%%

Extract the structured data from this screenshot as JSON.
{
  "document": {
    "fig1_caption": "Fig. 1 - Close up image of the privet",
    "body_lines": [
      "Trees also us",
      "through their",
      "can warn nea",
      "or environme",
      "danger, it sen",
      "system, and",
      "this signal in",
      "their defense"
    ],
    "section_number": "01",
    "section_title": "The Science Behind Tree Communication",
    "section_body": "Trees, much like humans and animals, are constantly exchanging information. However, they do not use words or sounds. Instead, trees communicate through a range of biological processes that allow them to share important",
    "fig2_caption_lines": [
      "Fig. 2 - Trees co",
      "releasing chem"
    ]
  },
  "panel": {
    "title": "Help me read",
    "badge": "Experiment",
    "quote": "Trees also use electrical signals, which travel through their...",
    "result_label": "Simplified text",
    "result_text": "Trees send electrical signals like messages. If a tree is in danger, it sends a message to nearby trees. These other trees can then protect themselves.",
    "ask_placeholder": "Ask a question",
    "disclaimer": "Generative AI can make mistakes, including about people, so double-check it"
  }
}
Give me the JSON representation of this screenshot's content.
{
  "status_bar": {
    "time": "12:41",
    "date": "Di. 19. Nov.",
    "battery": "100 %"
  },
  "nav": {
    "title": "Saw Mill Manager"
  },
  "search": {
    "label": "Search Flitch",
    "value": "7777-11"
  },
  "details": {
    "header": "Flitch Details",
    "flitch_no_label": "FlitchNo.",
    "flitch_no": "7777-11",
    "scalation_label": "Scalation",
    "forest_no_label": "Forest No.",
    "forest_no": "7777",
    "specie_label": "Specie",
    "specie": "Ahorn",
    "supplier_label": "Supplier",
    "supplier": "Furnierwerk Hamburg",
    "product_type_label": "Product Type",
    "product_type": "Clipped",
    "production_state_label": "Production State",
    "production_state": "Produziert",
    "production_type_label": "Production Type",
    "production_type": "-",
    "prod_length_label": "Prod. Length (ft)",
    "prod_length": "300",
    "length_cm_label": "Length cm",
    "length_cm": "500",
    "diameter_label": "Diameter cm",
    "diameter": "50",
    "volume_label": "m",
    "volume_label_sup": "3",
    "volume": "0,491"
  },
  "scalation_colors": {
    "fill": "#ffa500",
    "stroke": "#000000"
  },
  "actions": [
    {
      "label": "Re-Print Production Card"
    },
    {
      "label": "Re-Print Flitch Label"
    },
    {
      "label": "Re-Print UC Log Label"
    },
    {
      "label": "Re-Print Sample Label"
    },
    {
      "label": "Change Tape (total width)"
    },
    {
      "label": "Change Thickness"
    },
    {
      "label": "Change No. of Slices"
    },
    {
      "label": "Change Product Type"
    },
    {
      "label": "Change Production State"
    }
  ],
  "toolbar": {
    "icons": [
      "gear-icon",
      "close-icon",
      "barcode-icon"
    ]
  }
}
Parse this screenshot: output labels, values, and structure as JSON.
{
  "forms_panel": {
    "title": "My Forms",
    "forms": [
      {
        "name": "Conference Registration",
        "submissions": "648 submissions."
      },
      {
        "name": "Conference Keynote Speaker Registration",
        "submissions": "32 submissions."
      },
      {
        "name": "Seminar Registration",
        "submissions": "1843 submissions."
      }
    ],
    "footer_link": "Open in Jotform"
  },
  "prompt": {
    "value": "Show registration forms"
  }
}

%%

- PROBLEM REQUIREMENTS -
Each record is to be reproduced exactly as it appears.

- SOLUTION TO THE PROBLEM -
Extract the structured data from this screenshot as JSON.
{
  "document": {
    "fig1_caption": "Fig. 1 - Close up image of the privet",
    "body_lines": [
      "Trees also us",
      "through their",
      "can warn nea",
      "or environme",
      "danger, it sen",
      "system, and",
      "this signal in",
      "their defense"
    ],
    "section_number": "01",
    "section_title": "The Science Behind Tree Communication",
    "section_body": "Trees, much like humans and animals, are constantly exchanging information. However, they do not use words or sounds. Instead, trees communicate through a range of biological processes that allow them to share important",
    "fig2_caption_lines": [
      "Fig. 2 - Trees co",
      "releasing chem"
    ]
  },
  "panel": {
    "title": "Help me read",
    "badge": "Experiment",
    "quote": "Trees also use electrical signals, which travel through their...",
    "result_label": "Simplified text",
    "result_text": "Trees send electrical signals like messages. If a tree is in danger, it sends a message to nearby trees. These other trees can then protect themselves.",
    "ask_placeholder": "Ask a question",
    "disclaimer": "Generative AI can make mistakes, including about people, so double-check it"
  }
}
Give me the JSON representation of this screenshot's content.
{
  "status_bar": {
    "time": "12:41",
    "date": "Di. 19. Nov.",
    "battery": "100 %"
  },
  "nav": {
    "title": "Saw Mill Manager"
  },
  "search": {
    "label": "Search Flitch",
    "value": "7777-11"
  },
  "details": {
    "header": "Flitch Details",
    "flitch_no_label": "FlitchNo.",
    "flitch_no": "7777-11",
    "scalation_label": "Scalation",
    "forest_no_label": "Forest No.",
    "forest_no": "7777",
    "specie_label": "Specie",
    "specie": "Ahorn",
    "supplier_label": "Supplier",
    "supplier": "Furnierwerk Hamburg",
    "product_type_label": "Product Type",
    "product_type": "Clipped",
    "production_state_label": "Production State",
    "production_state": "Produziert",
    "production_type_label": "Production Type",
    "production_type": "-",
    "prod_length_label": "Prod. Length (ft)",
    "prod_length": "300",
    "length_cm_label": "Length cm",
    "length_cm": "500",
    "diameter_label": "Diameter cm",
    "diameter": "50",
    "volume_label": "m",
    "volume_label_sup": "3",
    "volume": "0,491"
  },
  "scalation_colors": {
    "fill": "#ffa500",
    "stroke": "#000000"
  },
  "actions": [
    {
      "label": "Re-Print Production Card"
    },
    {
      "label": "Re-Print Flitch Label"
    },
    {
      "label": "Re-Print UC Log Label"
    },
    {
      "label": "Re-Print Sample Label"
    },
    {
      "label": "Change Tape (total width)"
    },
    {
      "label": "Change Thickness"
    },
    {
      "label": "Change No. of Slices"
    },
    {
      "label": "Change Product Type"
    },
    {
      "label": "Change Production State"
    }
  ],
  "toolbar": {
    "icons": [
      "gear-icon",
      "close-icon",
      "barcode-icon"
    ]
  }
}
Parse this screenshot: output labels, values, and structure as JSON.
{
  "forms_panel": {
    "title": "My Forms",
    "forms": [
      {
        "name": "Conference Registration",
        "submissions": "648 submissions."
      },
      {
        "name": "Conference Keynote Speaker Registration",
        "submissions": "32 submissions."
      },
      {
        "name": "Seminar Registration",
        "submissions": "1843 submissions."
      }
    ],
    "footer_link": "Open in Jotform"
  },
  "prompt": {
    "value": "Show registration forms"
  }
}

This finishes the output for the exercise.